But aside from his new natural home on TMS, what of this book? Well, fresh out of Tonbridge, Cambridge and a well trodden middle class upbringing, his tutor tells him that if he ever gets a few weeks spare he should head to New York City, as nothing, simply nothing, can compare. He takes his Tutor’s advice and being Ed Smith writes a book about the similarities and differences between Baseball and Cricket; whilst training with the Mets.
It is very enlightening.
But here is my favourite passage :

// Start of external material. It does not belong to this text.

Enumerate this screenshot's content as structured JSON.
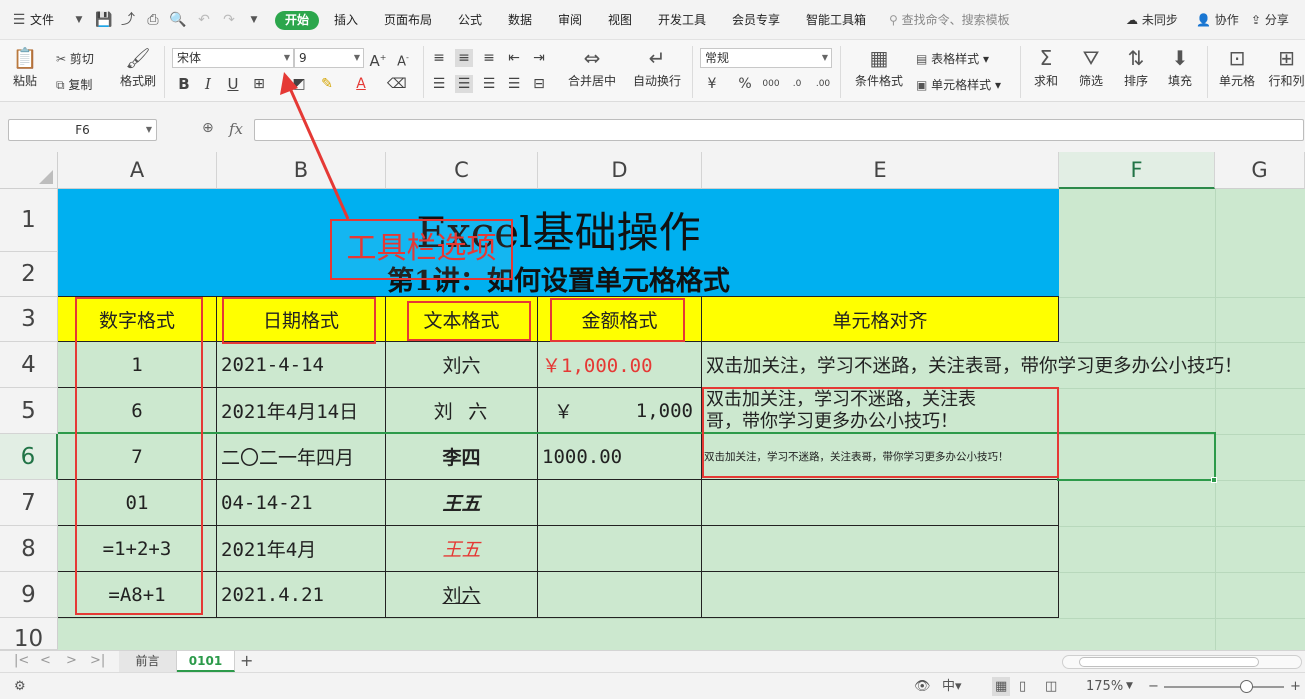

‘….In 1858, when the landscape architects of New York’s new Central Park had to name the area allocated for ball games, they came up with ‘the Cricket Ground’ – much to the despair of baseball’s early supporters’.
I will be reading more of Ed Smith’s books.
Click here for Chance to Shine website
What a night to remember. Was kindly invited to the Chance To Shine event at the MCC to watch and celebrate the opening night of the Brisbane Test of the Ashes series 2013/4.
It was thoroughly brilliant.
Yes, admittedly it was helped by Broad silencing the Aussie supporters with a dynamic ‘Five-for’, and the team taking eight wickets on the opening day of what looks like a good batting track, but as Harmison says “You need a little luck sometimes”.
We were shown around the Home side’s changing room, whilst Ed Giddins recounted some lovely tales about how messy Tuffers was, how tidy Alec Stewart was,and how fiesty Prior could be. Amazingly we got to walk around the Committee room, and no I didn’t jot down Gatt’s extension number. Tempted though.
We were told about the Queen’s favourite seat, the history behind the traditional famous painting of the original ground by Hayman, and wondered in amazement at all the history that has passed through that very room. It was a true privilege.
Ed Giddins interviewed Steve Harmison. I had to ask him about his 7-12 in the Windies, how could I not? When the TVs were switched on and some highlights of former years were shown, he was most jovial about the ‘Double Wide’ – waving at us (probably thinking ‘You try and take 250+ test wickets for England).
Throughout the night there were those who peeled off, but I’m proud to say I stayed until the last ball was bowled. Boy did Jimmy get some zip with the new ball. I just can’t wait to listen to an hour, or maybe two tonight on TMS tucked up in bed.
Glad the weather didn’t ruin it. Solid effort. More runs for Carberry. More wickets for Finn. If he is selected, just hope he keeps it tight.